Search the data below for the word "info" and copy each line that holds it.

*Records for this task:*
________

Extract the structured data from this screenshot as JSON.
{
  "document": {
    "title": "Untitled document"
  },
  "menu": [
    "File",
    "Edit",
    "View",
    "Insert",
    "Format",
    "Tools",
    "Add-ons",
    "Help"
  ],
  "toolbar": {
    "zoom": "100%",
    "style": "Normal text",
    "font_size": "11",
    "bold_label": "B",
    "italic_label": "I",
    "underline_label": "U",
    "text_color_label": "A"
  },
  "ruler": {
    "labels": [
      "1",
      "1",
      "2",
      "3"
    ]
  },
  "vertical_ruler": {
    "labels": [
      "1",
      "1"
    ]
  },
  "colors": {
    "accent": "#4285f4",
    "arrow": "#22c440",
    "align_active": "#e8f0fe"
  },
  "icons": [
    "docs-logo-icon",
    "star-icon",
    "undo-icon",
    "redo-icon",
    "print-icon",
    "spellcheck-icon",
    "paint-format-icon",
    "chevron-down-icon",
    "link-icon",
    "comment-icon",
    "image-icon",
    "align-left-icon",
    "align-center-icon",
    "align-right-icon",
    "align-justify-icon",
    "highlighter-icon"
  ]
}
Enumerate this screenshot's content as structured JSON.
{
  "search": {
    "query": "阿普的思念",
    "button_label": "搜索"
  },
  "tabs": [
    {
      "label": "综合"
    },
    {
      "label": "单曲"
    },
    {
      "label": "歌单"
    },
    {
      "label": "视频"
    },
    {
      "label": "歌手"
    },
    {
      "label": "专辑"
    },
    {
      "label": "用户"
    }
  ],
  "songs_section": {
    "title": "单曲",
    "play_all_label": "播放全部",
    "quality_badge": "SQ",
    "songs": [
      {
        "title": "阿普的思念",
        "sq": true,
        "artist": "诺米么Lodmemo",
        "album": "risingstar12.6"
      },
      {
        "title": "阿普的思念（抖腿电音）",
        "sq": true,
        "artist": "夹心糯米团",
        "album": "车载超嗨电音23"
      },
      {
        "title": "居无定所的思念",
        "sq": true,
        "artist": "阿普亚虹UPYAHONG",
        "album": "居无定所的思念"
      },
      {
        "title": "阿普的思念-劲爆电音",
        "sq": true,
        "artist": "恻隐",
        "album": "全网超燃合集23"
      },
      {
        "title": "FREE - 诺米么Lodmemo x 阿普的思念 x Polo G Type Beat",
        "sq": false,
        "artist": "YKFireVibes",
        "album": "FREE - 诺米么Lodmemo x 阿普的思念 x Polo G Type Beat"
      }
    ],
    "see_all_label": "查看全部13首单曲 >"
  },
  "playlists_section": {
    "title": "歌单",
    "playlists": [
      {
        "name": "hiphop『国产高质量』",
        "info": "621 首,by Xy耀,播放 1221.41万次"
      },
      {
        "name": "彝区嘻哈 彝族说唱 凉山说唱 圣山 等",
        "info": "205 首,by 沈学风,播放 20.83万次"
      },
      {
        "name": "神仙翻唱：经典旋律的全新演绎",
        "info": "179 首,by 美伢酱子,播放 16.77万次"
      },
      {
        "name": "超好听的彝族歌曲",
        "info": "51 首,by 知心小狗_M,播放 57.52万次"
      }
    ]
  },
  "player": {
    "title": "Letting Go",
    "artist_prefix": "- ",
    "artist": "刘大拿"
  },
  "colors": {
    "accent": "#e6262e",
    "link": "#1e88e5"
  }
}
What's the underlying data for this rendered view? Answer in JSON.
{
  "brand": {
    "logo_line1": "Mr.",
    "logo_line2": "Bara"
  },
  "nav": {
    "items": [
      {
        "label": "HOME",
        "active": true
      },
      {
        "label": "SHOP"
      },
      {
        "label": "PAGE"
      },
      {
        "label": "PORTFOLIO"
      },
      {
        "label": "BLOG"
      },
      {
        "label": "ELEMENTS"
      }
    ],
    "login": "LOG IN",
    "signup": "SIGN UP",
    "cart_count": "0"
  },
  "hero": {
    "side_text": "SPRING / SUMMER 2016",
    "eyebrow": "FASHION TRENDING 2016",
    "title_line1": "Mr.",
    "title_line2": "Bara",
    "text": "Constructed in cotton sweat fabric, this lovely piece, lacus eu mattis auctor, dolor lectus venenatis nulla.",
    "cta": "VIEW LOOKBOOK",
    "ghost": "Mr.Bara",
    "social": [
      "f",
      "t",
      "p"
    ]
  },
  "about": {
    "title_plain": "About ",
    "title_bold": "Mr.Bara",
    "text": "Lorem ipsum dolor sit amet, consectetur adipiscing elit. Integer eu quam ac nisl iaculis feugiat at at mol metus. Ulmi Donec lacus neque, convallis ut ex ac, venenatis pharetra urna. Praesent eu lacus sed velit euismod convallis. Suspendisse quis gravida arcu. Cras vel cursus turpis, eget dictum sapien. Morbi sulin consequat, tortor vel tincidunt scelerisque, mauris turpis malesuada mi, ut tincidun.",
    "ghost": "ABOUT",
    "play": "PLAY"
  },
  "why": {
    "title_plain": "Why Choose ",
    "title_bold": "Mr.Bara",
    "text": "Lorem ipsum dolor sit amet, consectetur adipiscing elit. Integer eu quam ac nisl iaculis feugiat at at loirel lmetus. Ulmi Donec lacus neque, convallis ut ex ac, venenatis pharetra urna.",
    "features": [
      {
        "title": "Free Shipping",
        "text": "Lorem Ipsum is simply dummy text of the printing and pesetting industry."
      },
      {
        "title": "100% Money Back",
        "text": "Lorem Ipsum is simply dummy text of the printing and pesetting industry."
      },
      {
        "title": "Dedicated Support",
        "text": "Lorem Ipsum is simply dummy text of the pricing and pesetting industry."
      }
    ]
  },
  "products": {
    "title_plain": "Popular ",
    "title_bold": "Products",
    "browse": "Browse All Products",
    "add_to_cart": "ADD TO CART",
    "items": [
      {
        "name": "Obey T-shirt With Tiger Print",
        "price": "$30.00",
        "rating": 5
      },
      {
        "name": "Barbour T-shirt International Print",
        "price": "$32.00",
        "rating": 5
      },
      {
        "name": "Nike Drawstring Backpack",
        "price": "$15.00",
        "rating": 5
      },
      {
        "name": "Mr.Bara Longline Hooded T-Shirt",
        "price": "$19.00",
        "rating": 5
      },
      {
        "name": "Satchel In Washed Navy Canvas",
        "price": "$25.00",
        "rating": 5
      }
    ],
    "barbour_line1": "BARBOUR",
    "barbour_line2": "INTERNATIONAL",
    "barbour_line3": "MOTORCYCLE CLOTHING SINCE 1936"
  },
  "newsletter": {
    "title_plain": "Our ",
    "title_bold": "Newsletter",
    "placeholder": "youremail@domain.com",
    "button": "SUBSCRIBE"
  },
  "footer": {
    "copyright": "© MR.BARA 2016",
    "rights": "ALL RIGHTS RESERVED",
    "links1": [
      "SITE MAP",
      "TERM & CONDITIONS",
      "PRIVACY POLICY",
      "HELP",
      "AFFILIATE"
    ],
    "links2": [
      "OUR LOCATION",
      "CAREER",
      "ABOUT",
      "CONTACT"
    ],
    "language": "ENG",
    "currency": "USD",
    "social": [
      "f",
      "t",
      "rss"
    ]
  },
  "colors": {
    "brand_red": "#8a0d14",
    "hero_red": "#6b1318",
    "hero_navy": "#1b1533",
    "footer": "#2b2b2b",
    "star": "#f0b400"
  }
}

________

*Answer area:*
        "info": "621 首,by Xy耀,播放 1221.41万次"
        "info": "205 首,by 沈学风,播放 20.83万次"
        "info": "179 首,by 美伢酱子,播放 16.77万次"
        "info": "51 首,by 知心小狗_M,播放 57.52万次"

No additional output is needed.